This pool has a large silt bank across the middle and a steep bank on the near side, so the way to fish it, in my view, is to avoid the long cast from the tail end, and rather fish it from the bank up towards the head of the pool. Here you can get to the waters edge. Modern convention will tell you that to fish across a tongue of current like this is just not on, but hear me out. I throw a loose line, with a sharp upstream mend, and a heavy beaded fly on the end. This set up goes drag free for most of the length of that tongue of water, and then when drag sets in, its passage has slowed anyway. Then I just draw it up and back slowly along the drop off of the bank of silt I mentioned earlier. On this morning a fish chased that fly as I pulled it back, and smacked it before my very eyes. Then it raced across the pool and made a flying leap. So who says brown trout don’t jump! The fish threw the fly and was gone in an instant.
In a moment like this, does one curse?
I probably did that morning, but I ask myself why. I would have returned the fish anyway. It was only about half a pound. As it was I got to see his speckled flanks flash in the sunlight, just as I might have done if he lay gasping in my hands. The moment that he was airborne was an uplifting one, if you will excuse the pun, and I was that little bit richer for it. In any event, the herd of curious Holstein heifers that had gathered behind me seemed immensely impressed. They all leaned forward, presenting me with their black wet noses, and breathing their vapours at me almost breathlessly. I greeted them all by number and invited them to join me as I continued up-river. None accepted. When you are alone on a river you can do such crazy things, and its much safer than singing in the car, because there is no chance of being seen.
Above siesta pool are the Nkonka rapids which are too shallow to hold a good fish. However, if you like a good splash in the river I can recommend them. The river bed is made of fine gravel, that crunches as you walk, and the giggling water scurries past your feet and ankles barely trying to hold you back at all.
At the corner pool you once again are forced to use the across and down thing, due to a large fallen tree that cuts across the pool. This water looks so deep and good, but in all honesty, I don’t recall ever catching a fish here. I fish it every time I pass it though, in the hopes that one day I shall hook the leviathan whom I am convinced lives in its inky depths.
On this particular morning it became hot and windy at about that point. So I had a few furtive casts in the “canal” before hauling up the steep hill to my pickup. There I lowered the tailgate, and using it as a seat, I enjoyed some cereal and coffee while I admired the view. The lush ryegrass waved in the wind below me, and a dove streaked across the river valley between the pockets of shelter. The valley was deserted and the solitude was not even broken by an antelope or a herdsman. There was just grass, and hillside, and wind, and I.

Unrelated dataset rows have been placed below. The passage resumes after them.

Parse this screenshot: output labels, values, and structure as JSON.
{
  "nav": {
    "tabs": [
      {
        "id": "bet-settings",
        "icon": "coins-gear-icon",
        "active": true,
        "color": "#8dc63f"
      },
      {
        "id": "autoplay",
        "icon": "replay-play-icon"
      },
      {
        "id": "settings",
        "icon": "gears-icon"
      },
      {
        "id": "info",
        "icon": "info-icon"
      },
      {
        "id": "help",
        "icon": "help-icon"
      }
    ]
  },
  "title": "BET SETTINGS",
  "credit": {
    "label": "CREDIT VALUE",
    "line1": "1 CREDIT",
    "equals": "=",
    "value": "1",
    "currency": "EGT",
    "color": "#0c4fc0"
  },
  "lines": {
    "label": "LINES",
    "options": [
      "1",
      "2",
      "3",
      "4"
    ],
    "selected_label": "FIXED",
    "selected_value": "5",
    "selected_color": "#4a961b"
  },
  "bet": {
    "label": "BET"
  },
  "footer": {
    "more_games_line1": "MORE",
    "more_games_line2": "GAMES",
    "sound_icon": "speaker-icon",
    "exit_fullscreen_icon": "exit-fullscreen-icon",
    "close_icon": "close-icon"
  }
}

When I returned that morning I was asked as usual: “so did you catch anything?”
And in response to my reply I received the usual sympathetic sigh. “bad luck! Jolly bad luck”.
Well, if that’s bad luck, I hope I get to have a whole lot more of it in this lifetime.